Page and application data records:
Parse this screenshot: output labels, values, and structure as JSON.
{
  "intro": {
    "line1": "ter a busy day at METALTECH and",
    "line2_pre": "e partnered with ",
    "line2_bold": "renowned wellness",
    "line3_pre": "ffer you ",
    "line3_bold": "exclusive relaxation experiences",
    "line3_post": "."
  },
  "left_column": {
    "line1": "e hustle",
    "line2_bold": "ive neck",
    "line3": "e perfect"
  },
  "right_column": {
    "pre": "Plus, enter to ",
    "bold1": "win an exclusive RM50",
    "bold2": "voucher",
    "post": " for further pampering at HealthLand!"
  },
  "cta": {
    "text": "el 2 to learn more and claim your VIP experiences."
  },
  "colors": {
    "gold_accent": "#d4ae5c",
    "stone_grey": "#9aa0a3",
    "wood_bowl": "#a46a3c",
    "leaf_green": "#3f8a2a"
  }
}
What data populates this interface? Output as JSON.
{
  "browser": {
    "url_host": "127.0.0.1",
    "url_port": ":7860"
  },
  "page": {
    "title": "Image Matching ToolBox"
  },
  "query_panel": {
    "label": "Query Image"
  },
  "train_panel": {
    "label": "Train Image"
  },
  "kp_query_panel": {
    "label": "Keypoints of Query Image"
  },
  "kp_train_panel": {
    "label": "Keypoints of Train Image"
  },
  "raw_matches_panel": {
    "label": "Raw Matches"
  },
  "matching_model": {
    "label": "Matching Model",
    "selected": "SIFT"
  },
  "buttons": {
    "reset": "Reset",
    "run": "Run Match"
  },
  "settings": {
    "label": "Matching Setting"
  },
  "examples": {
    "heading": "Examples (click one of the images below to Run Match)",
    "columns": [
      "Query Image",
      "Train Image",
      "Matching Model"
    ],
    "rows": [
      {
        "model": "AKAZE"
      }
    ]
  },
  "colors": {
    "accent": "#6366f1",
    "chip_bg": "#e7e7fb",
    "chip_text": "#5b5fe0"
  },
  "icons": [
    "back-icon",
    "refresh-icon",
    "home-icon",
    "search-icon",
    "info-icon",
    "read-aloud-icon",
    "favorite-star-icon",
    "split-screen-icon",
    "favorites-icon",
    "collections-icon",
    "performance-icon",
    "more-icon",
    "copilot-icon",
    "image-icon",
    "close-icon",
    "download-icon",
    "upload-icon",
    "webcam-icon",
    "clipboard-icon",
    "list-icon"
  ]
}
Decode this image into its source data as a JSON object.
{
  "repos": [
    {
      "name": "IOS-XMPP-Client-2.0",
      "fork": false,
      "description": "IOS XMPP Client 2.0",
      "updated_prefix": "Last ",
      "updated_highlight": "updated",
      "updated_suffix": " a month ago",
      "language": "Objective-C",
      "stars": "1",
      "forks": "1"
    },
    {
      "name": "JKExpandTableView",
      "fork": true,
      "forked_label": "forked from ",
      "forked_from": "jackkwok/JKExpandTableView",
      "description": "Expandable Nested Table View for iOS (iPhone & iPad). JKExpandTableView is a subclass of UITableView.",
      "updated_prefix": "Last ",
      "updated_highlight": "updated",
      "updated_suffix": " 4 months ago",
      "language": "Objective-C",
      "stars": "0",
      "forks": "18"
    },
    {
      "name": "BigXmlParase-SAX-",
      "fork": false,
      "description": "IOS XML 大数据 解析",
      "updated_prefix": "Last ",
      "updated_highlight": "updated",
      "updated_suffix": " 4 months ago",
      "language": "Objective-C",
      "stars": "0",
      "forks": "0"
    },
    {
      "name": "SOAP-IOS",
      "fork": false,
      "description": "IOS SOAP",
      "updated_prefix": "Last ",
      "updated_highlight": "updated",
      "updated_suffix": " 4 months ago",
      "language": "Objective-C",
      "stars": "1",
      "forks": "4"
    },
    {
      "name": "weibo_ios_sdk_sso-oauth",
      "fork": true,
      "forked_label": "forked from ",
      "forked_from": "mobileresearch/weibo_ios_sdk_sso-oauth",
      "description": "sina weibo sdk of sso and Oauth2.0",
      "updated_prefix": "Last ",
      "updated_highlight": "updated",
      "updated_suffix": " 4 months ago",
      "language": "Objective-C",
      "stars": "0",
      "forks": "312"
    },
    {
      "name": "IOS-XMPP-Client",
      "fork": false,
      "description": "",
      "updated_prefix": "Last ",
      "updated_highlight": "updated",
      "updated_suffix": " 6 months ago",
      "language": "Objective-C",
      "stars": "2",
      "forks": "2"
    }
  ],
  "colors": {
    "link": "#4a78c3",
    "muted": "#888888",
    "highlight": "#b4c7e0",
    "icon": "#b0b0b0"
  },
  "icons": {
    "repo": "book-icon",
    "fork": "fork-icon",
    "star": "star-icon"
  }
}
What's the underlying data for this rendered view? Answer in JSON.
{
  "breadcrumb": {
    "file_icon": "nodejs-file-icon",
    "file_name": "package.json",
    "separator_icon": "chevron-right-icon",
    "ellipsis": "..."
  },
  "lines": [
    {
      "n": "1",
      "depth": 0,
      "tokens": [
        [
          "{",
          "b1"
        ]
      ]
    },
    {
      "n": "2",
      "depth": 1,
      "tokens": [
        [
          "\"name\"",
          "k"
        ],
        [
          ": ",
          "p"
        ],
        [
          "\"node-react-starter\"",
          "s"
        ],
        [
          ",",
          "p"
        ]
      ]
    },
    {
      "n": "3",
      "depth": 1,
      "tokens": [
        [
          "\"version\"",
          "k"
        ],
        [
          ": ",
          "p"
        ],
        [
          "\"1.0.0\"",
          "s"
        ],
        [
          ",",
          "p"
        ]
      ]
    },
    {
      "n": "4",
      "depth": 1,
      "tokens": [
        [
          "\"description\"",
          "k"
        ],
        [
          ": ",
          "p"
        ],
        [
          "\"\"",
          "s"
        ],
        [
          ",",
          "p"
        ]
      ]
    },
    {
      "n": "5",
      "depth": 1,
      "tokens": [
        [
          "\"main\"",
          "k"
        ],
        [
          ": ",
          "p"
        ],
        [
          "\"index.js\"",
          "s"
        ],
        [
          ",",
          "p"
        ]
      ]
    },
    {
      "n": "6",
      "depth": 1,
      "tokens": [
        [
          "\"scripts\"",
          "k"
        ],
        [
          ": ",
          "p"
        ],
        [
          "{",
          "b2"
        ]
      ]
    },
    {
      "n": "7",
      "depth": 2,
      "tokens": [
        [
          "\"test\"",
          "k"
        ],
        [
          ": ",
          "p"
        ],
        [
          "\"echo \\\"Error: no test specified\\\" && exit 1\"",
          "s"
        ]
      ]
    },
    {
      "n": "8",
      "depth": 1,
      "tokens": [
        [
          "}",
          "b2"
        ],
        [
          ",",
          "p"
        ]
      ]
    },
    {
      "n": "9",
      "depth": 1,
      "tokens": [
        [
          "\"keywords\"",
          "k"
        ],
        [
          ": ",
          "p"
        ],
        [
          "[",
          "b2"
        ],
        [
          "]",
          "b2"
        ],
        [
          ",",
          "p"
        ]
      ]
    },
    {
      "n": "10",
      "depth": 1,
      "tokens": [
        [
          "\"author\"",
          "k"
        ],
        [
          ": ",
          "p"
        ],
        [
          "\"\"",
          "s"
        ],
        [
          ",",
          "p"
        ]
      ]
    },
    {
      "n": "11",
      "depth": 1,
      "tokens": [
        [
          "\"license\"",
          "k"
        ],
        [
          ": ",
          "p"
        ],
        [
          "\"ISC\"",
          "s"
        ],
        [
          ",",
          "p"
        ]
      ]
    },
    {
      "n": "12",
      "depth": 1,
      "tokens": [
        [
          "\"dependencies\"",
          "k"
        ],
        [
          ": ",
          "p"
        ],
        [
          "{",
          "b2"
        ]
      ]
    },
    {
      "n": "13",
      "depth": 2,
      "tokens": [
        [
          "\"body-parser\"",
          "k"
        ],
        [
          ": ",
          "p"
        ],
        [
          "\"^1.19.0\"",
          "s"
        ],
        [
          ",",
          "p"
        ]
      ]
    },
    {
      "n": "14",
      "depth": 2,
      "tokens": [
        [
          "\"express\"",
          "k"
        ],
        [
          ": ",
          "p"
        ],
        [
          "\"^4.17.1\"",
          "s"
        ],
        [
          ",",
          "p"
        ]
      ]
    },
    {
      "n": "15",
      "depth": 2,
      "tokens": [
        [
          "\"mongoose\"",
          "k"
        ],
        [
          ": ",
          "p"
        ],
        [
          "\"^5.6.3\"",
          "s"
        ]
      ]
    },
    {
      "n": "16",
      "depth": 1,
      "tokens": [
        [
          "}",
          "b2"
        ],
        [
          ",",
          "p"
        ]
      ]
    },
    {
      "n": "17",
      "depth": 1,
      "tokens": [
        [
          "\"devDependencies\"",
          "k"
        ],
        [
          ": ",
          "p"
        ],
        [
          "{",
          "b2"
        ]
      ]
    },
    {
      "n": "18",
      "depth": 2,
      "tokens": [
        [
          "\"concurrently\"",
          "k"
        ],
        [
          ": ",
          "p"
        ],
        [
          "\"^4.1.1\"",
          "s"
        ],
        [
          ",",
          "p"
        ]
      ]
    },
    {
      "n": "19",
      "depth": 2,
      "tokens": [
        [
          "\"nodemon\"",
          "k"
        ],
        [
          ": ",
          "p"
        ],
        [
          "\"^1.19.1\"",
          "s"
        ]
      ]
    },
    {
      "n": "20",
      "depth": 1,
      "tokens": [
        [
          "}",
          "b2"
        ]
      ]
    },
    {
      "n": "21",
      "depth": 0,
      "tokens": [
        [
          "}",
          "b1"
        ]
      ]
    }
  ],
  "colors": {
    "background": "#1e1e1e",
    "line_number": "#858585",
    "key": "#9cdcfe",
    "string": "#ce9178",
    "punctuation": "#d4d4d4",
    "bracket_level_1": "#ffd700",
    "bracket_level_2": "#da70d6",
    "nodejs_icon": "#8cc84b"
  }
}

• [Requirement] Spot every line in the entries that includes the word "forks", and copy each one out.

• [Exercise output]
      "forks": "1"
      "forks": "18"
      "forks": "0"
      "forks": "4"
      "forks": "312"
      "forks": "2"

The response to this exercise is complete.